(Web page and app entries)
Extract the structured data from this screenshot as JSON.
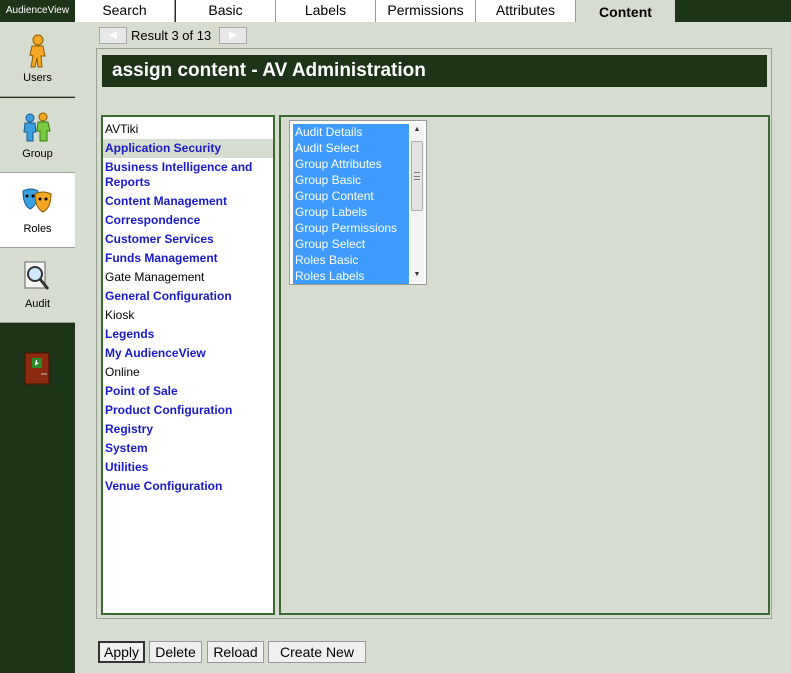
{
  "app": {
    "brand": "AudienceView"
  },
  "sidebar": {
    "items": [
      {
        "label": "Users",
        "icon": "user-icon"
      },
      {
        "label": "Group",
        "icon": "group-icon"
      },
      {
        "label": "Roles",
        "icon": "roles-masks-icon",
        "active": true
      },
      {
        "label": "Audit",
        "icon": "audit-magnifier-icon"
      }
    ],
    "exit_icon": "exit-door-icon"
  },
  "tabs": [
    {
      "label": "Search"
    },
    {
      "label": "Basic"
    },
    {
      "label": "Labels"
    },
    {
      "label": "Permissions"
    },
    {
      "label": "Attributes"
    },
    {
      "label": "Content",
      "active": true
    }
  ],
  "pager": {
    "prev": "◀",
    "next": "▶",
    "text": "Result 3 of 13"
  },
  "main": {
    "title": "assign content - AV Administration"
  },
  "categories": [
    {
      "label": "AVTiki",
      "style": "plain"
    },
    {
      "label": "Application Security",
      "style": "link",
      "selected": true
    },
    {
      "label": "Business Intelligence and Reports",
      "style": "link"
    },
    {
      "label": "Content Management",
      "style": "link"
    },
    {
      "label": "Correspondence",
      "style": "link"
    },
    {
      "label": "Customer Services",
      "style": "link"
    },
    {
      "label": "Funds Management",
      "style": "link"
    },
    {
      "label": "Gate Management",
      "style": "plain"
    },
    {
      "label": "General Configuration",
      "style": "link"
    },
    {
      "label": "Kiosk",
      "style": "plain"
    },
    {
      "label": "Legends",
      "style": "link"
    },
    {
      "label": "My AudienceView",
      "style": "link"
    },
    {
      "label": "Online",
      "style": "plain"
    },
    {
      "label": "Point of Sale",
      "style": "link"
    },
    {
      "label": "Product Configuration",
      "style": "link"
    },
    {
      "label": "Registry",
      "style": "link"
    },
    {
      "label": "System",
      "style": "link"
    },
    {
      "label": "Utilities",
      "style": "link"
    },
    {
      "label": "Venue Configuration",
      "style": "link"
    }
  ],
  "content_items": [
    "Audit Details",
    "Audit Select",
    "Group Attributes",
    "Group Basic",
    "Group Content",
    "Group Labels",
    "Group Permissions",
    "Group Select",
    "Roles Basic",
    "Roles Labels"
  ],
  "buttons": {
    "apply": "Apply",
    "delete": "Delete",
    "reload": "Reload",
    "create_new": "Create New"
  },
  "colors": {
    "dark_green": "#1e3418",
    "panel_bg": "#d6dccf",
    "selection_blue": "#3f9bfd",
    "link_blue": "#1a1ac8"
  }
}
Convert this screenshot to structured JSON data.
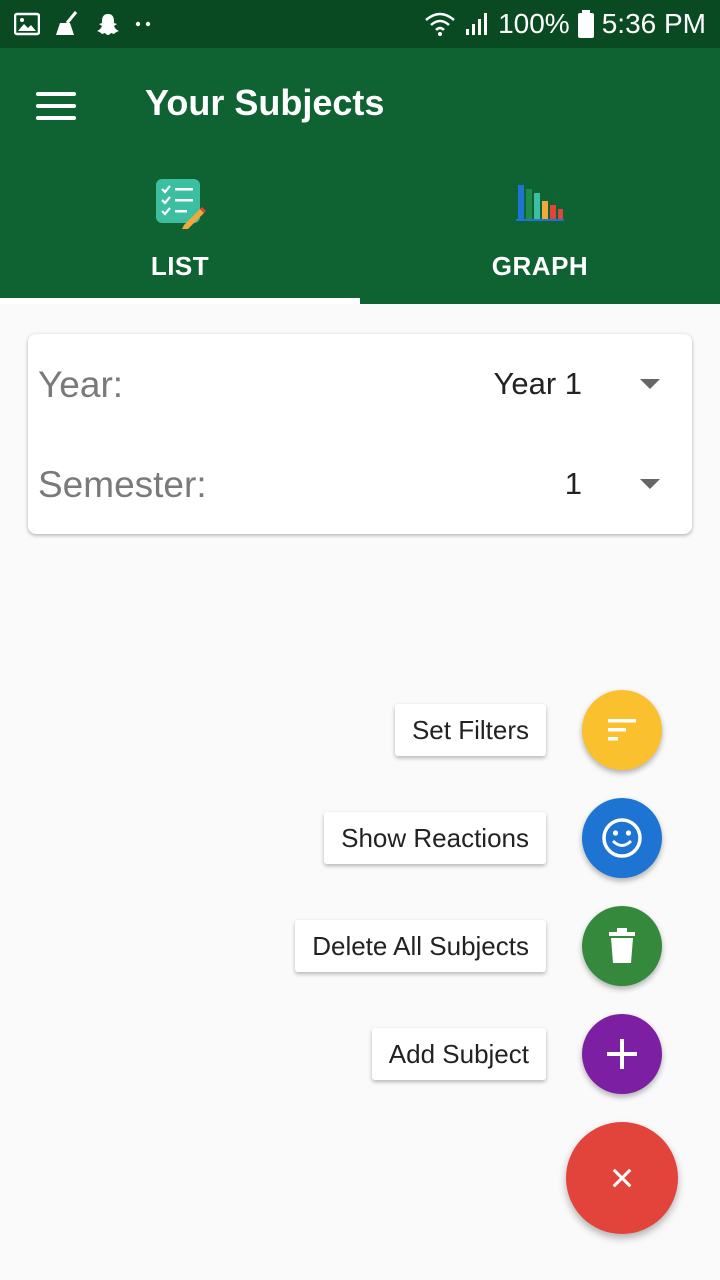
{
  "status_bar": {
    "battery": "100%",
    "time": "5:36 PM",
    "left_icons": [
      "image-icon",
      "broom-icon",
      "snapchat-icon",
      "more-dots-icon"
    ],
    "right_icons": [
      "wifi-icon",
      "signal-icon",
      "battery-icon"
    ]
  },
  "app_bar": {
    "title": "Your Subjects",
    "menu_icon": "hamburger-menu-icon",
    "color": "#0f6333"
  },
  "tabs": [
    {
      "label": "LIST",
      "icon": "checklist-icon",
      "selected": true
    },
    {
      "label": "GRAPH",
      "icon": "bar-chart-icon",
      "selected": false
    }
  ],
  "filters": {
    "year": {
      "label": "Year:",
      "value": "Year 1"
    },
    "semester": {
      "label": "Semester:",
      "value": "1"
    }
  },
  "speed_dial": {
    "items": [
      {
        "label": "Set Filters",
        "icon": "filter-icon",
        "color": "#fbc02d"
      },
      {
        "label": "Show Reactions",
        "icon": "smiley-icon",
        "color": "#1e74d2"
      },
      {
        "label": "Delete All Subjects",
        "icon": "trash-icon",
        "color": "#34893d"
      },
      {
        "label": "Add Subject",
        "icon": "plus-icon",
        "color": "#7d1fa3"
      }
    ],
    "main_icon": "close-icon",
    "main_color": "#e2433a",
    "main_symbol": "×"
  }
}
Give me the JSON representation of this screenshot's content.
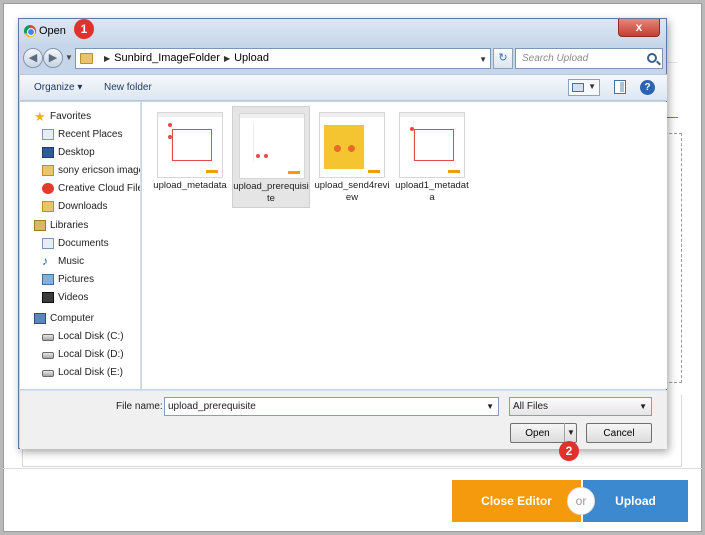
{
  "page": {
    "close_editor_label": "Close Editor",
    "or_label": "or",
    "upload_label": "Upload"
  },
  "dialog": {
    "title": "Open",
    "close_glyph": "x",
    "breadcrumb": [
      "Sunbird_ImageFolder",
      "Upload"
    ],
    "search_placeholder": "Search Upload",
    "toolbar": {
      "organize_label": "Organize ▾",
      "new_folder_label": "New folder"
    },
    "nav": {
      "favorites_label": "Favorites",
      "favorites": [
        "Recent Places",
        "Desktop",
        "sony ericson images",
        "Creative Cloud Files",
        "Downloads"
      ],
      "libraries_label": "Libraries",
      "libraries": [
        "Documents",
        "Music",
        "Pictures",
        "Videos"
      ],
      "computer_label": "Computer",
      "drives": [
        "Local Disk (C:)",
        "Local Disk (D:)",
        "Local Disk (E:)"
      ]
    },
    "files": [
      {
        "name": "upload_metadata",
        "selected": false
      },
      {
        "name": "upload_prerequisite",
        "selected": true
      },
      {
        "name": "upload_send4review",
        "selected": false
      },
      {
        "name": "upload1_metadata",
        "selected": false
      }
    ],
    "file_name_label": "File name:",
    "file_name_value": "upload_prerequisite",
    "file_type_value": "All Files",
    "open_label": "Open",
    "cancel_label": "Cancel"
  },
  "badges": {
    "step1": "1",
    "step2": "2",
    "color": "#e0322c"
  },
  "colors": {
    "close_editor": "#f59a0c",
    "upload": "#3d89cf"
  }
}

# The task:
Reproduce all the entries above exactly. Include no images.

# Solution:
Extract the structured data from this screenshot as JSON.
{
  "app": {
    "brand": "AudienceView"
  },
  "sidebar": {
    "items": [
      {
        "label": "Users",
        "icon": "user-icon"
      },
      {
        "label": "Group",
        "icon": "group-icon"
      },
      {
        "label": "Roles",
        "icon": "roles-masks-icon",
        "active": true
      },
      {
        "label": "Audit",
        "icon": "audit-magnifier-icon"
      }
    ],
    "exit_icon": "exit-door-icon"
  },
  "tabs": [
    {
      "label": "Search"
    },
    {
      "label": "Basic"
    },
    {
      "label": "Labels"
    },
    {
      "label": "Permissions"
    },
    {
      "label": "Attributes"
    },
    {
      "label": "Content",
      "active": true
    }
  ],
  "pager": {
    "prev": "◀",
    "next": "▶",
    "text": "Result 3 of 13"
  },
  "main": {
    "title": "assign content - AV Administration"
  },
  "categories": [
    {
      "label": "AVTiki",
      "style": "plain"
    },
    {
      "label": "Application Security",
      "style": "link",
      "selected": true
    },
    {
      "label": "Business Intelligence and Reports",
      "style": "link"
    },
    {
      "label": "Content Management",
      "style": "link"
    },
    {
      "label": "Correspondence",
      "style": "link"
    },
    {
      "label": "Customer Services",
      "style": "link"
    },
    {
      "label": "Funds Management",
      "style": "link"
    },
    {
      "label": "Gate Management",
      "style": "plain"
    },
    {
      "label": "General Configuration",
      "style": "link"
    },
    {
      "label": "Kiosk",
      "style": "plain"
    },
    {
      "label": "Legends",
      "style": "link"
    },
    {
      "label": "My AudienceView",
      "style": "link"
    },
    {
      "label": "Online",
      "style": "plain"
    },
    {
      "label": "Point of Sale",
      "style": "link"
    },
    {
      "label": "Product Configuration",
      "style": "link"
    },
    {
      "label": "Registry",
      "style": "link"
    },
    {
      "label": "System",
      "style": "link"
    },
    {
      "label": "Utilities",
      "style": "link"
    },
    {
      "label": "Venue Configuration",
      "style": "link"
    }
  ],
  "content_items": [
    "Audit Details",
    "Audit Select",
    "Group Attributes",
    "Group Basic",
    "Group Content",
    "Group Labels",
    "Group Permissions",
    "Group Select",
    "Roles Basic",
    "Roles Labels"
  ],
  "buttons": {
    "apply": "Apply",
    "delete": "Delete",
    "reload": "Reload",
    "create_new": "Create New"
  },
  "colors": {
    "dark_green": "#1e3418",
    "panel_bg": "#d6dccf",
    "selection_blue": "#3f9bfd",
    "link_blue": "#1a1ac8"
  }
}
Convert this screenshot to structured JSON data.
{
  "status_bar": {
    "battery": "100%",
    "time": "5:36 PM",
    "left_icons": [
      "image-icon",
      "broom-icon",
      "snapchat-icon",
      "more-dots-icon"
    ],
    "right_icons": [
      "wifi-icon",
      "signal-icon",
      "battery-icon"
    ]
  },
  "app_bar": {
    "title": "Your Subjects",
    "menu_icon": "hamburger-menu-icon",
    "color": "#0f6333"
  },
  "tabs": [
    {
      "label": "LIST",
      "icon": "checklist-icon",
      "selected": true
    },
    {
      "label": "GRAPH",
      "icon": "bar-chart-icon",
      "selected": false
    }
  ],
  "filters": {
    "year": {
      "label": "Year:",
      "value": "Year 1"
    },
    "semester": {
      "label": "Semester:",
      "value": "1"
    }
  },
  "speed_dial": {
    "items": [
      {
        "label": "Set Filters",
        "icon": "filter-icon",
        "color": "#fbc02d"
      },
      {
        "label": "Show Reactions",
        "icon": "smiley-icon",
        "color": "#1e74d2"
      },
      {
        "label": "Delete All Subjects",
        "icon": "trash-icon",
        "color": "#34893d"
      },
      {
        "label": "Add Subject",
        "icon": "plus-icon",
        "color": "#7d1fa3"
      }
    ],
    "main_icon": "close-icon",
    "main_color": "#e2433a",
    "main_symbol": "×"
  }
}
Give me the JSON representation of this screenshot's content.
{
  "page": {
    "close_editor_label": "Close Editor",
    "or_label": "or",
    "upload_label": "Upload"
  },
  "dialog": {
    "title": "Open",
    "close_glyph": "x",
    "breadcrumb": [
      "Sunbird_ImageFolder",
      "Upload"
    ],
    "search_placeholder": "Search Upload",
    "toolbar": {
      "organize_label": "Organize ▾",
      "new_folder_label": "New folder"
    },
    "nav": {
      "favorites_label": "Favorites",
      "favorites": [
        "Recent Places",
        "Desktop",
        "sony ericson images",
        "Creative Cloud Files",
        "Downloads"
      ],
      "libraries_label": "Libraries",
      "libraries": [
        "Documents",
        "Music",
        "Pictures",
        "Videos"
      ],
      "computer_label": "Computer",
      "drives": [
        "Local Disk (C:)",
        "Local Disk (D:)",
        "Local Disk (E:)"
      ]
    },
    "files": [
      {
        "name": "upload_metadata",
        "selected": false
      },
      {
        "name": "upload_prerequisite",
        "selected": true
      },
      {
        "name": "upload_send4review",
        "selected": false
      },
      {
        "name": "upload1_metadata",
        "selected": false
      }
    ],
    "file_name_label": "File name:",
    "file_name_value": "upload_prerequisite",
    "file_type_value": "All Files",
    "open_label": "Open",
    "cancel_label": "Cancel"
  },
  "badges": {
    "step1": "1",
    "step2": "2",
    "color": "#e0322c"
  },
  "colors": {
    "close_editor": "#f59a0c",
    "upload": "#3d89cf"
  }
}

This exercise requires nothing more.